** TASK TO COMPLETE **
Restate the data below word for word. Skip any images it contains.

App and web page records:
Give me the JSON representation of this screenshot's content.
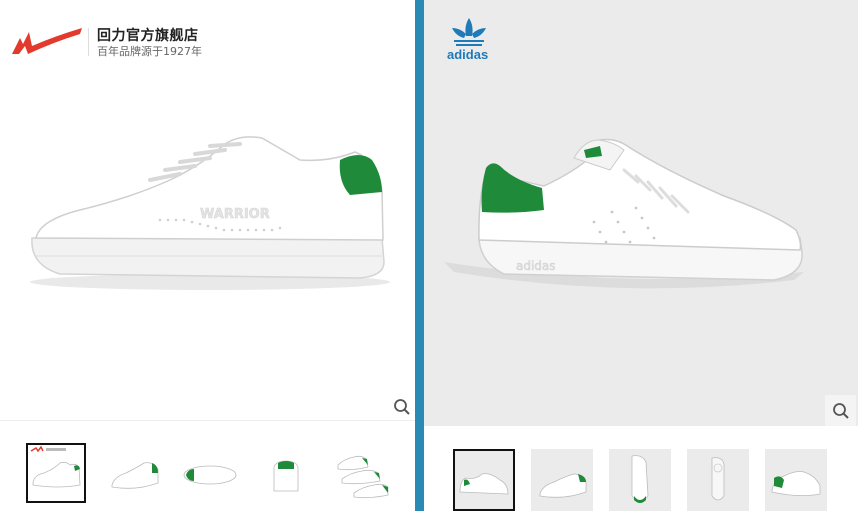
{
  "left_store": {
    "name": "回力官方旗舰店",
    "tagline": "百年品牌源于1927年",
    "logo_icon": "warrior-logo-icon",
    "shoe_brand_mark": "WARRIOR",
    "thumbnail_count": 5,
    "selected_thumbnail": 1,
    "accent_color": "#e23b2e"
  },
  "right_store": {
    "brand": "adidas",
    "logo_icon": "adidas-trefoil-icon",
    "sole_mark": "adidas",
    "thumbnail_count": 5,
    "selected_thumbnail": 1,
    "accent_color": "#1f7ab8"
  },
  "shoe_colors": {
    "heel": "#1f8a3a",
    "upper": "#ffffff"
  },
  "divider_color": "#2a8ab6"
}
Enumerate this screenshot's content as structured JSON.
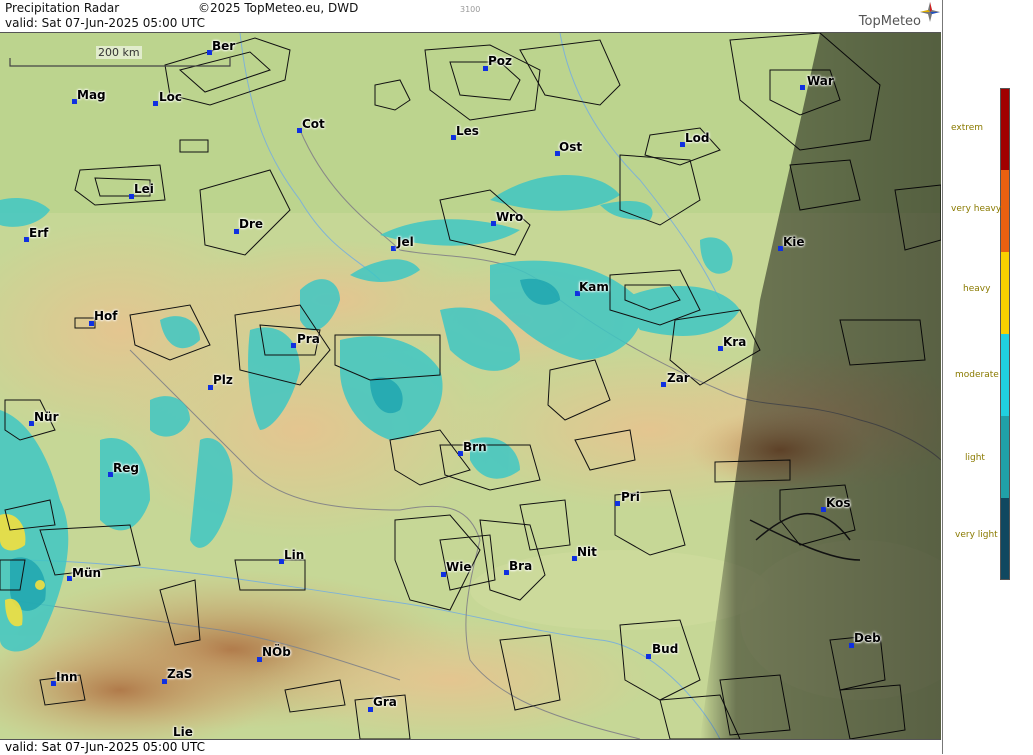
{
  "header": {
    "title": "Precipitation Radar",
    "copyright": "©2025 TopMeteo.eu, DWD",
    "valid": "valid:  Sat  07-Jun-2025 05:00 UTC",
    "small_code": "3100",
    "logo": "TopMeteo"
  },
  "footer": {
    "valid": "valid:  Sat  07-Jun-2025 05:00 UTC"
  },
  "scale": {
    "label": "200 km"
  },
  "cities": [
    {
      "name": "Ber"
    },
    {
      "name": "Poz"
    },
    {
      "name": "War"
    },
    {
      "name": "Mag"
    },
    {
      "name": "Loc"
    },
    {
      "name": "Cot"
    },
    {
      "name": "Les"
    },
    {
      "name": "Lod"
    },
    {
      "name": "Ost"
    },
    {
      "name": "Lei"
    },
    {
      "name": "Dre"
    },
    {
      "name": "Wro"
    },
    {
      "name": "Erf"
    },
    {
      "name": "Jel"
    },
    {
      "name": "Kie"
    },
    {
      "name": "Kam"
    },
    {
      "name": "Hof"
    },
    {
      "name": "Pra"
    },
    {
      "name": "Kra"
    },
    {
      "name": "Plz"
    },
    {
      "name": "Zar"
    },
    {
      "name": "Nür"
    },
    {
      "name": "Brn"
    },
    {
      "name": "Reg"
    },
    {
      "name": "Pri"
    },
    {
      "name": "Kos"
    },
    {
      "name": "Lin"
    },
    {
      "name": "Nit"
    },
    {
      "name": "Wie"
    },
    {
      "name": "Bra"
    },
    {
      "name": "Mün"
    },
    {
      "name": "Bud"
    },
    {
      "name": "Deb"
    },
    {
      "name": "NÖb"
    },
    {
      "name": "Inn"
    },
    {
      "name": "ZaS"
    },
    {
      "name": "Gra"
    },
    {
      "name": "Lie"
    }
  ],
  "legend": [
    {
      "label": "extrem",
      "color": "#a00000"
    },
    {
      "label": "very heavy",
      "color": "#e86010"
    },
    {
      "label": "heavy",
      "color": "#f8d000"
    },
    {
      "label": "moderate",
      "color": "#20d0e0"
    },
    {
      "label": "light",
      "color": "#20a0a8"
    },
    {
      "label": "very light",
      "color": "#104860"
    }
  ],
  "night_shading": true
}
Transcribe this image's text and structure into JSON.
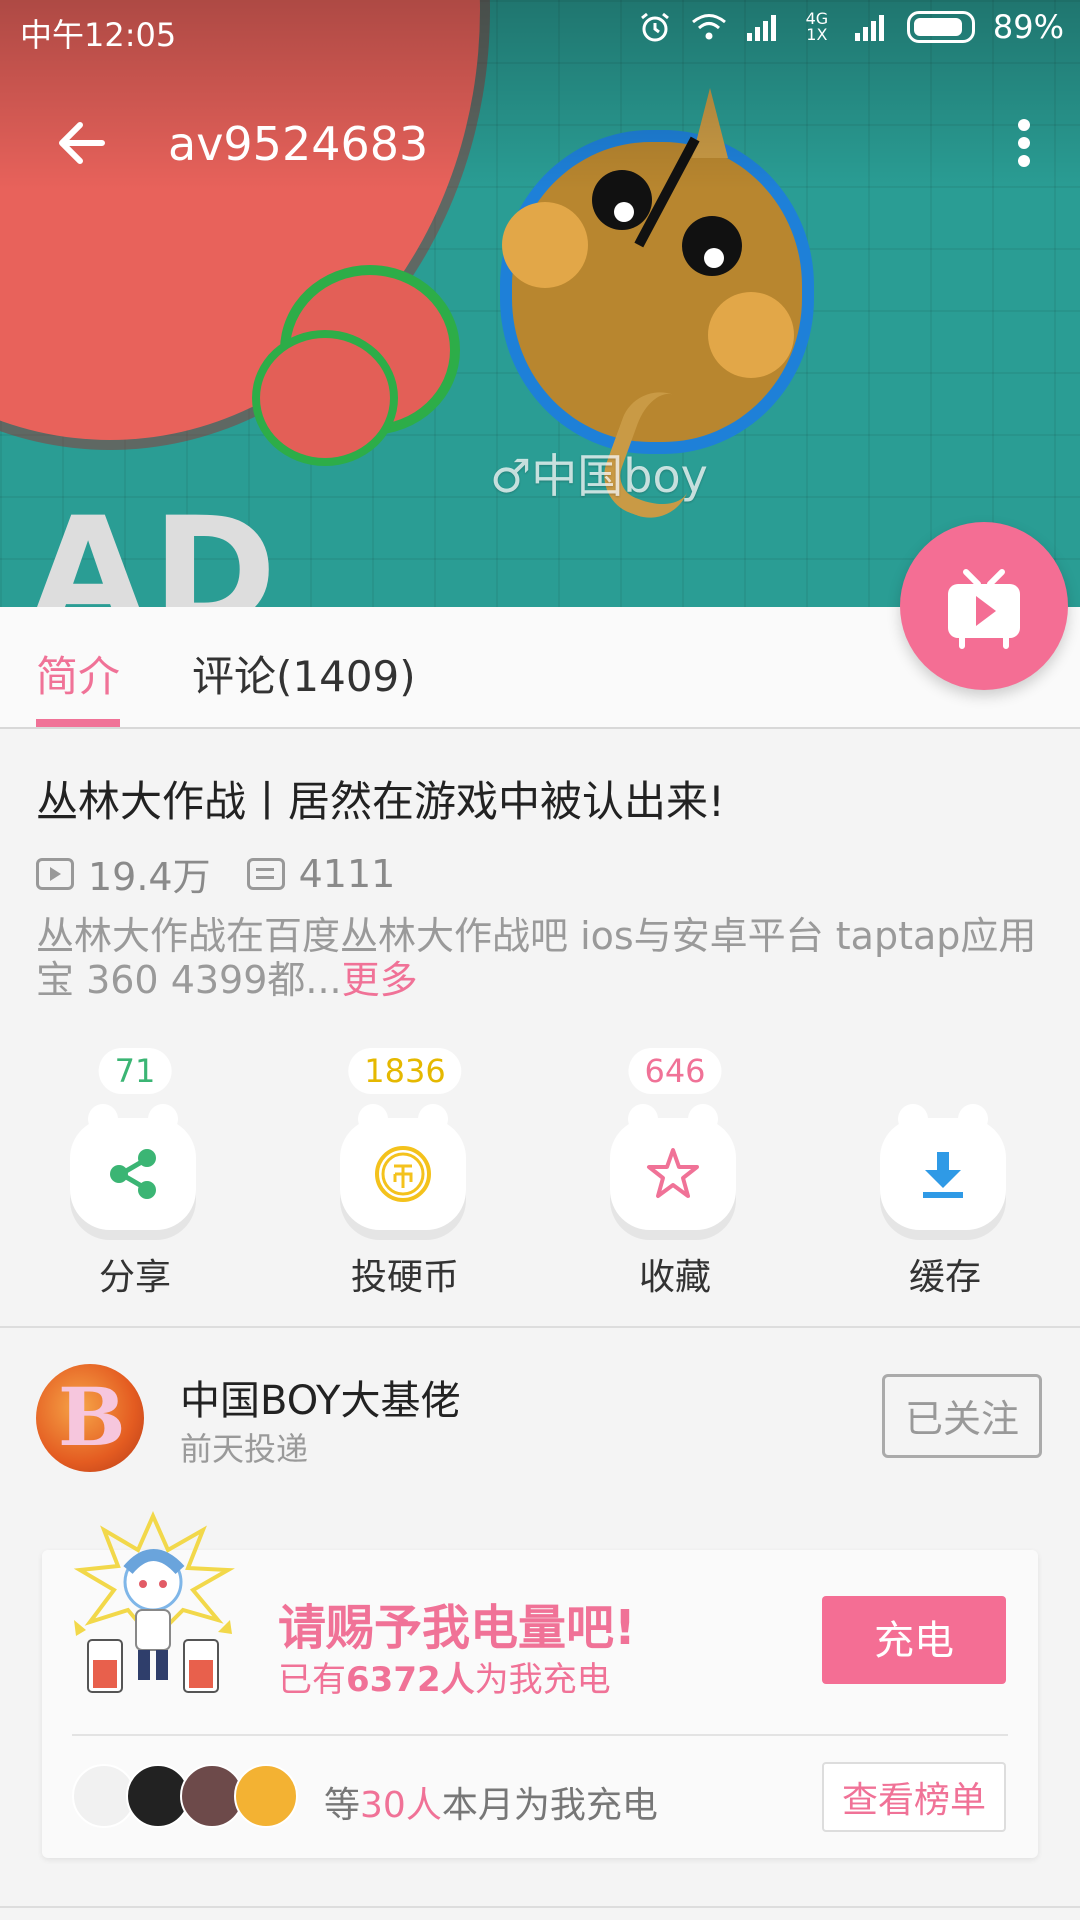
{
  "status_bar": {
    "time": "中午12:05",
    "network": "4G 1X",
    "battery": "89%"
  },
  "header": {
    "title": "av9524683"
  },
  "cover": {
    "watermark": "♂中国boy",
    "overlay_text": "AD"
  },
  "tabs": [
    {
      "label": "简介",
      "active": true
    },
    {
      "label": "评论(1409)",
      "active": false
    }
  ],
  "video": {
    "title": "丛林大作战丨居然在游戏中被认出来!",
    "views": "19.4万",
    "danmaku": "4111",
    "description": "丛林大作战在百度丛林大作战吧 ios与安卓平台 taptap应用宝 360 4399都...",
    "more_label": "更多"
  },
  "actions": [
    {
      "label": "分享",
      "count": "71",
      "icon": "share-icon",
      "color": "#3bb574"
    },
    {
      "label": "投硬币",
      "count": "1836",
      "icon": "coin-icon",
      "color": "#f4c21c"
    },
    {
      "label": "收藏",
      "count": "646",
      "icon": "star-icon",
      "color": "#f07297"
    },
    {
      "label": "缓存",
      "count": "",
      "icon": "download-icon",
      "color": "#2f9ae6"
    }
  ],
  "uploader": {
    "name": "中国BOY大基佬",
    "upload_time": "前天投递",
    "follow_label": "已关注"
  },
  "charge": {
    "title": "请赐予我电量吧!",
    "sub_prefix": "已有",
    "sub_count": "6372人",
    "sub_suffix": "为我充电",
    "button_label": "充电",
    "supporters_prefix": "等",
    "supporters_count": "30人",
    "supporters_suffix": "本月为我充电",
    "rank_label": "查看榜单"
  },
  "colors": {
    "accent": "#f07297",
    "fab": "#f46e94"
  }
}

** ANSWER **
Give me the JSON representation of this screenshot's content.
{
  "left_store": {
    "name": "回力官方旗舰店",
    "tagline": "百年品牌源于1927年",
    "logo_icon": "warrior-logo-icon",
    "shoe_brand_mark": "WARRIOR",
    "thumbnail_count": 5,
    "selected_thumbnail": 1,
    "accent_color": "#e23b2e"
  },
  "right_store": {
    "brand": "adidas",
    "logo_icon": "adidas-trefoil-icon",
    "sole_mark": "adidas",
    "thumbnail_count": 5,
    "selected_thumbnail": 1,
    "accent_color": "#1f7ab8"
  },
  "shoe_colors": {
    "heel": "#1f8a3a",
    "upper": "#ffffff"
  },
  "divider_color": "#2a8ab6"
}
Enumerate this screenshot's content as structured JSON.
{
  "header": {
    "title": "Precipitation Radar",
    "copyright": "©2025 TopMeteo.eu, DWD",
    "valid": "valid:  Sat  07-Jun-2025 05:00 UTC",
    "small_code": "3100",
    "logo": "TopMeteo"
  },
  "footer": {
    "valid": "valid:  Sat  07-Jun-2025 05:00 UTC"
  },
  "scale": {
    "label": "200 km"
  },
  "cities": [
    {
      "name": "Ber"
    },
    {
      "name": "Poz"
    },
    {
      "name": "War"
    },
    {
      "name": "Mag"
    },
    {
      "name": "Loc"
    },
    {
      "name": "Cot"
    },
    {
      "name": "Les"
    },
    {
      "name": "Lod"
    },
    {
      "name": "Ost"
    },
    {
      "name": "Lei"
    },
    {
      "name": "Dre"
    },
    {
      "name": "Wro"
    },
    {
      "name": "Erf"
    },
    {
      "name": "Jel"
    },
    {
      "name": "Kie"
    },
    {
      "name": "Kam"
    },
    {
      "name": "Hof"
    },
    {
      "name": "Pra"
    },
    {
      "name": "Kra"
    },
    {
      "name": "Plz"
    },
    {
      "name": "Zar"
    },
    {
      "name": "Nür"
    },
    {
      "name": "Brn"
    },
    {
      "name": "Reg"
    },
    {
      "name": "Pri"
    },
    {
      "name": "Kos"
    },
    {
      "name": "Lin"
    },
    {
      "name": "Nit"
    },
    {
      "name": "Wie"
    },
    {
      "name": "Bra"
    },
    {
      "name": "Mün"
    },
    {
      "name": "Bud"
    },
    {
      "name": "Deb"
    },
    {
      "name": "NÖb"
    },
    {
      "name": "Inn"
    },
    {
      "name": "ZaS"
    },
    {
      "name": "Gra"
    },
    {
      "name": "Lie"
    }
  ],
  "legend": [
    {
      "label": "extrem",
      "color": "#a00000"
    },
    {
      "label": "very heavy",
      "color": "#e86010"
    },
    {
      "label": "heavy",
      "color": "#f8d000"
    },
    {
      "label": "moderate",
      "color": "#20d0e0"
    },
    {
      "label": "light",
      "color": "#20a0a8"
    },
    {
      "label": "very light",
      "color": "#104860"
    }
  ],
  "night_shading": true
}
Transcribe this image's text and structure into JSON.
{
  "status_bar": {
    "time": "中午12:05",
    "network": "4G 1X",
    "battery": "89%"
  },
  "header": {
    "title": "av9524683"
  },
  "cover": {
    "watermark": "♂中国boy",
    "overlay_text": "AD"
  },
  "tabs": [
    {
      "label": "简介",
      "active": true
    },
    {
      "label": "评论(1409)",
      "active": false
    }
  ],
  "video": {
    "title": "丛林大作战丨居然在游戏中被认出来!",
    "views": "19.4万",
    "danmaku": "4111",
    "description": "丛林大作战在百度丛林大作战吧 ios与安卓平台 taptap应用宝 360 4399都...",
    "more_label": "更多"
  },
  "actions": [
    {
      "label": "分享",
      "count": "71",
      "icon": "share-icon",
      "color": "#3bb574"
    },
    {
      "label": "投硬币",
      "count": "1836",
      "icon": "coin-icon",
      "color": "#f4c21c"
    },
    {
      "label": "收藏",
      "count": "646",
      "icon": "star-icon",
      "color": "#f07297"
    },
    {
      "label": "缓存",
      "count": "",
      "icon": "download-icon",
      "color": "#2f9ae6"
    }
  ],
  "uploader": {
    "name": "中国BOY大基佬",
    "upload_time": "前天投递",
    "follow_label": "已关注"
  },
  "charge": {
    "title": "请赐予我电量吧!",
    "sub_prefix": "已有",
    "sub_count": "6372人",
    "sub_suffix": "为我充电",
    "button_label": "充电",
    "supporters_prefix": "等",
    "supporters_count": "30人",
    "supporters_suffix": "本月为我充电",
    "rank_label": "查看榜单"
  },
  "colors": {
    "accent": "#f07297",
    "fab": "#f46e94"
  }
}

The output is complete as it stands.